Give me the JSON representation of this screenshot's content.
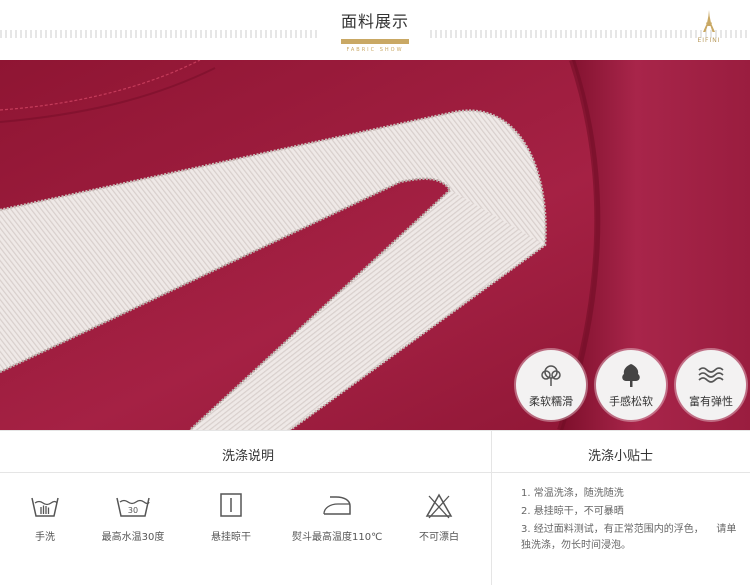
{
  "header": {
    "title": "面料展示",
    "subtitle": "FABRIC SHOW",
    "brand": "EIFINI"
  },
  "features": [
    {
      "label": "柔软糯滑",
      "icon": "cotton-flower-icon"
    },
    {
      "label": "手感松软",
      "icon": "tree-icon"
    },
    {
      "label": "富有弹性",
      "icon": "waves-icon"
    }
  ],
  "washing": {
    "title": "洗涤说明",
    "items": [
      {
        "label": "手洗",
        "icon": "hand-wash-icon"
      },
      {
        "label": "最高水温30度",
        "icon": "wash-30-icon",
        "temp": "30"
      },
      {
        "label": "悬挂晾干",
        "icon": "line-dry-icon"
      },
      {
        "label": "熨斗最高温度110℃",
        "icon": "iron-icon"
      },
      {
        "label": "不可漂白",
        "icon": "no-bleach-icon"
      }
    ]
  },
  "tips": {
    "title": "洗涤小贴士",
    "items": [
      "1. 常温洗涤，随洗随洗",
      "2. 悬挂晾干，不可暴晒",
      "3. 经过面料测试，有正常范围内的浮色，    请单独洗涤，勿长时间浸泡。"
    ]
  },
  "colors": {
    "fabric": "#9c1c3c",
    "ribbon": "#ece6e4",
    "gold": "#c9a864"
  }
}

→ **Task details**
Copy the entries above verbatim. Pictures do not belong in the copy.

→ **Answer section**
Give me the JSON representation of this screenshot's content.
{
  "header": {
    "title": "面料展示",
    "subtitle": "FABRIC SHOW",
    "brand": "EIFINI"
  },
  "features": [
    {
      "label": "柔软糯滑",
      "icon": "cotton-flower-icon"
    },
    {
      "label": "手感松软",
      "icon": "tree-icon"
    },
    {
      "label": "富有弹性",
      "icon": "waves-icon"
    }
  ],
  "washing": {
    "title": "洗涤说明",
    "items": [
      {
        "label": "手洗",
        "icon": "hand-wash-icon"
      },
      {
        "label": "最高水温30度",
        "icon": "wash-30-icon",
        "temp": "30"
      },
      {
        "label": "悬挂晾干",
        "icon": "line-dry-icon"
      },
      {
        "label": "熨斗最高温度110℃",
        "icon": "iron-icon"
      },
      {
        "label": "不可漂白",
        "icon": "no-bleach-icon"
      }
    ]
  },
  "tips": {
    "title": "洗涤小贴士",
    "items": [
      "1. 常温洗涤，随洗随洗",
      "2. 悬挂晾干，不可暴晒",
      "3. 经过面料测试，有正常范围内的浮色，    请单独洗涤，勿长时间浸泡。"
    ]
  },
  "colors": {
    "fabric": "#9c1c3c",
    "ribbon": "#ece6e4",
    "gold": "#c9a864"
  }
}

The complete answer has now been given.